Activity =>
Hand back the entries exactly as written, minus every picture.

Supplied material =>
Segment Open

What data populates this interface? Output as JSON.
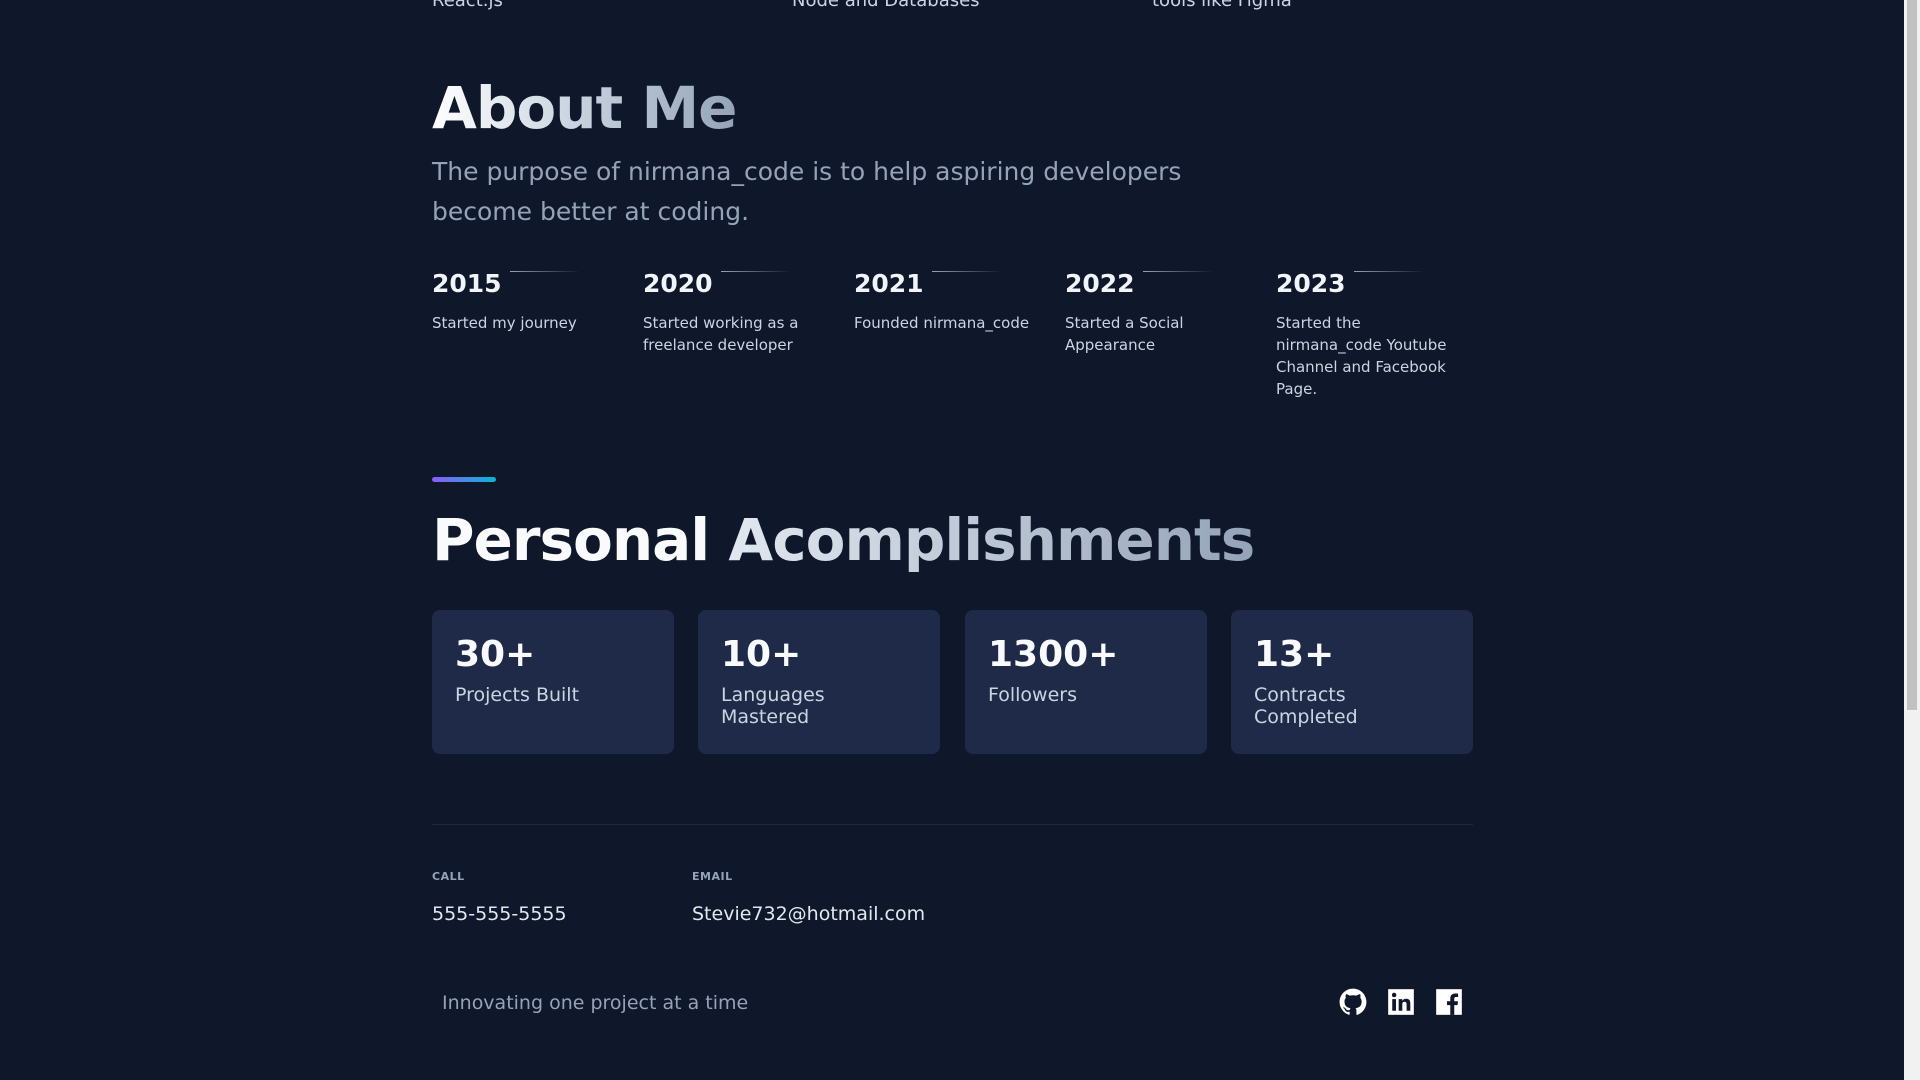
{
  "previous_section": {
    "items": [
      "React.js",
      "Node and Databases",
      "tools like Figma"
    ]
  },
  "about": {
    "title": "About Me",
    "description": "The purpose of nirmana_code is to help aspiring developers become better at coding."
  },
  "timeline": [
    {
      "year": "2015",
      "text": "Started my journey"
    },
    {
      "year": "2020",
      "text": "Started working as a freelance developer"
    },
    {
      "year": "2021",
      "text": "Founded nirmana_code"
    },
    {
      "year": "2022",
      "text": "Started a Social Appearance"
    },
    {
      "year": "2023",
      "text": "Started the nirmana_code Youtube Channel and Facebook Page."
    }
  ],
  "accomplishments": {
    "title_part1": "Personal",
    "title_part2": "Acomplishments",
    "stats": [
      {
        "number": "30+",
        "label": "Projects Built"
      },
      {
        "number": "10+",
        "label": "Languages Mastered"
      },
      {
        "number": "1300+",
        "label": "Followers"
      },
      {
        "number": "13+",
        "label": "Contracts Completed"
      }
    ]
  },
  "contact": {
    "call_label": "CALL",
    "phone": "555-555-5555",
    "email_label": "EMAIL",
    "email": "Stevie732@hotmail.com"
  },
  "footer": {
    "tagline": "Innovating one project at a time",
    "socials": [
      "github-icon",
      "linkedin-icon",
      "facebook-icon"
    ]
  },
  "colors": {
    "background": "#0f172a",
    "card": "#1e2a47",
    "accent_start": "#8b5cf6",
    "accent_end": "#06b6d4"
  }
}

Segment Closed

Task response =>
What data populates this interface? Output as JSON.
{
  "previous_section": {
    "items": [
      "React.js",
      "Node and Databases",
      "tools like Figma"
    ]
  },
  "about": {
    "title": "About Me",
    "description": "The purpose of nirmana_code is to help aspiring developers become better at coding."
  },
  "timeline": [
    {
      "year": "2015",
      "text": "Started my journey"
    },
    {
      "year": "2020",
      "text": "Started working as a freelance developer"
    },
    {
      "year": "2021",
      "text": "Founded nirmana_code"
    },
    {
      "year": "2022",
      "text": "Started a Social Appearance"
    },
    {
      "year": "2023",
      "text": "Started the nirmana_code Youtube Channel and Facebook Page."
    }
  ],
  "accomplishments": {
    "title_part1": "Personal",
    "title_part2": "Acomplishments",
    "stats": [
      {
        "number": "30+",
        "label": "Projects Built"
      },
      {
        "number": "10+",
        "label": "Languages Mastered"
      },
      {
        "number": "1300+",
        "label": "Followers"
      },
      {
        "number": "13+",
        "label": "Contracts Completed"
      }
    ]
  },
  "contact": {
    "call_label": "CALL",
    "phone": "555-555-5555",
    "email_label": "EMAIL",
    "email": "Stevie732@hotmail.com"
  },
  "footer": {
    "tagline": "Innovating one project at a time",
    "socials": [
      "github-icon",
      "linkedin-icon",
      "facebook-icon"
    ]
  },
  "colors": {
    "background": "#0f172a",
    "card": "#1e2a47",
    "accent_start": "#8b5cf6",
    "accent_end": "#06b6d4"
  }
}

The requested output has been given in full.